     A. Read vv. 7-9. We have previously discussed (in 1 John 2 & 4) this idea of those who do not acknowledge that Jesus was fully God and fully man are the spirit of the antichrist.

          1. How can a person "run ahead" as described in v.9?

          2. In almost every area of science and learning we "look ahead" to advance knowledge and learn new things.  We try to fit new theories into what we know so that we can learn more.  Is this all alien to Bible study? (In a sense. Bible study is like the law.
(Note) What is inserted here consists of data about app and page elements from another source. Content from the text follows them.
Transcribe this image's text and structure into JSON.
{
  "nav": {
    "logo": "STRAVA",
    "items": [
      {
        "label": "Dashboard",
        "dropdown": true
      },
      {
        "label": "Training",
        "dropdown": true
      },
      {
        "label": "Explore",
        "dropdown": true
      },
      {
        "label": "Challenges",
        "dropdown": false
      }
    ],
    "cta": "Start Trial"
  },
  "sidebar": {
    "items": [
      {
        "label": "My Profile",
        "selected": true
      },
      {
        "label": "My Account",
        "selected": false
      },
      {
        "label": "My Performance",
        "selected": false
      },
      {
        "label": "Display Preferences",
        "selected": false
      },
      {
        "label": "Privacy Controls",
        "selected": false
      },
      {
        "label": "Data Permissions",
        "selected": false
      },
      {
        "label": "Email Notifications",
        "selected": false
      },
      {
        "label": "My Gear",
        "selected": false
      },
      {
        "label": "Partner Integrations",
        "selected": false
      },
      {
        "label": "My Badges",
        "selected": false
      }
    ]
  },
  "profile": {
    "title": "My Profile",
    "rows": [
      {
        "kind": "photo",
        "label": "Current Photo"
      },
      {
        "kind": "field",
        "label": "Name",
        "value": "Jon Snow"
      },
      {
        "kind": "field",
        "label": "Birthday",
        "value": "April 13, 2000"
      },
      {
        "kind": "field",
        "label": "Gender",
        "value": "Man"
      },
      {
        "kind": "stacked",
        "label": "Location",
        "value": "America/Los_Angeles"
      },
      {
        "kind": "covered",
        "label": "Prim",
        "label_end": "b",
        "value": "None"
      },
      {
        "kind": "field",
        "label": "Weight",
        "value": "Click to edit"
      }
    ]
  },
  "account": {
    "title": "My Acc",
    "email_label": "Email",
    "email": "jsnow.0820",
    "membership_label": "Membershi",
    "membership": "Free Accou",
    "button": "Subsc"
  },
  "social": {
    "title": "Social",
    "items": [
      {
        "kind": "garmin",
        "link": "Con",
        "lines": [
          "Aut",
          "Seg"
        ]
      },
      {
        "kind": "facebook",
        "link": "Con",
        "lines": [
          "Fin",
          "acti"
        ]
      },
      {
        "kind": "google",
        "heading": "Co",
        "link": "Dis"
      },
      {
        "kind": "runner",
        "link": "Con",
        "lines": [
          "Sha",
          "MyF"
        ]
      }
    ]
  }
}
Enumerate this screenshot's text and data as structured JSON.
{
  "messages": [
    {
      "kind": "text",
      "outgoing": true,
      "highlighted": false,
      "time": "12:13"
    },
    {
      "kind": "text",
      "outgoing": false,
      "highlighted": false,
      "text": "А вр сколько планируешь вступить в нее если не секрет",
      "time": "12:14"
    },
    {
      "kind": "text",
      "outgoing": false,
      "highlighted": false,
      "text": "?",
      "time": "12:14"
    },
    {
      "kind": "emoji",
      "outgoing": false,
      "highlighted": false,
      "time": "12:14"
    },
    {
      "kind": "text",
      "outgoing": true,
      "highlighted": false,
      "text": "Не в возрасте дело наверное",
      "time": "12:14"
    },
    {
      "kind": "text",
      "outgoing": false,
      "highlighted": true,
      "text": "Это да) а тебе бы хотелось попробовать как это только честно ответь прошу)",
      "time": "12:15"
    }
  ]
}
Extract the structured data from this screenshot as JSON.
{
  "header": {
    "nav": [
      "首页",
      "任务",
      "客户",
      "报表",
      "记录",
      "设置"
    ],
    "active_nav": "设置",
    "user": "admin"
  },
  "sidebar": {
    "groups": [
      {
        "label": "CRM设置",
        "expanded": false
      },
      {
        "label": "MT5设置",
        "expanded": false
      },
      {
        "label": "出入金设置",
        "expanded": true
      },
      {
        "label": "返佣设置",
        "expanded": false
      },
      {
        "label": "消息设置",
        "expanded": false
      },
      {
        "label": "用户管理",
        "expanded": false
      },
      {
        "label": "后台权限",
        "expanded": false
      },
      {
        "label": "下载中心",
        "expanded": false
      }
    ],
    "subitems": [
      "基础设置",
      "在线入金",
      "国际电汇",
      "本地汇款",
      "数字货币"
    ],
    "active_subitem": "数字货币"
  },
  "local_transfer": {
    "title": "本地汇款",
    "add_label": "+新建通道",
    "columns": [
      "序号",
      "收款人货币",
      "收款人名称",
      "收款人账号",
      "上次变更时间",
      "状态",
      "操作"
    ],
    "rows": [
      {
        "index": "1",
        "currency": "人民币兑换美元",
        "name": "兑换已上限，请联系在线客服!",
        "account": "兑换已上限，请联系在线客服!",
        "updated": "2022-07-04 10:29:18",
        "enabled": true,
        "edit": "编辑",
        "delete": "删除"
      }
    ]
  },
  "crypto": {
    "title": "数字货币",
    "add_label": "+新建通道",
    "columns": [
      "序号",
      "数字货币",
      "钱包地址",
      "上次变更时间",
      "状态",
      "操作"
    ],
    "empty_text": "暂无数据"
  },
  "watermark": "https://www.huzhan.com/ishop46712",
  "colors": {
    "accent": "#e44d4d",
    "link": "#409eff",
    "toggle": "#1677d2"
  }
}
The law "looks back" at "precedents" to decide what should be done in the present case. (This is a reason why there is so much uproar when "new rights" are suddenly discovered by judges.)  The stories and teachings of the Bible should form the basis for our present doctrine.)

               a. Is it only "running ahead" that is condemned? ("Running ahead" is not the defect, it is running ahead without continuing "in the teaching of Christ." Thus, the door to new understanding is not bolted shut. John simply says that new understanding must be built upon the solid foundation of Christ's teaching -- and not depart from it.)

     B. What does John say is at stake with new theories? (Verses 7-8 say we can be deceived and lose what we have worked for.)

     C. Read vv. 10-11. Is being polite to those who do not have the "teaching of Christ" (v.9)  condemned here?

          1. What is condemned? (sponsorship)

     D. What is wrong with entering into (or helping to facilitate) a robust debate over truth and error?

          1. In what way do we share in "wicked work" just by helping someone to be heard and others to choose? (One of the main errors of our day is that idea that everyone's sincerely-held belief is equally acceptable and equally valid. John says there is right and wrong teaching. If you help to support the propagation of wrong teaching you take personal responsibility for it.)

               a. No itinerant preachers have shown up at my door looking for me to put them up for the night.  I assume that is true for you.  So what is the practical application for us today?

                    (1) What about taking the teaching of certain TV programs into your home?

                    (2) The teaching of certain books?

                    (3) The teaching of certain movies?

                    (4) Certain magazines?

                    (5) Does John's advice cover purchases from corporations or companies that support concepts that are contrary to the gospel?


     A. Read 2 John 12-13. John says he has much to communicate to them, but does not want to write it all down.

          1. What does that say about what he did write down? (That they were the high points, the things he felt he must say now.)

          2. Is there joy in teaching and discussing the Bible? (John says I have several things to tell you about, and we will experience joy going over them together.)

          3. Finally, John reminds us that we are all children of God.

V. NEXT WEEK: 3 John: "Imitating Good."  Study!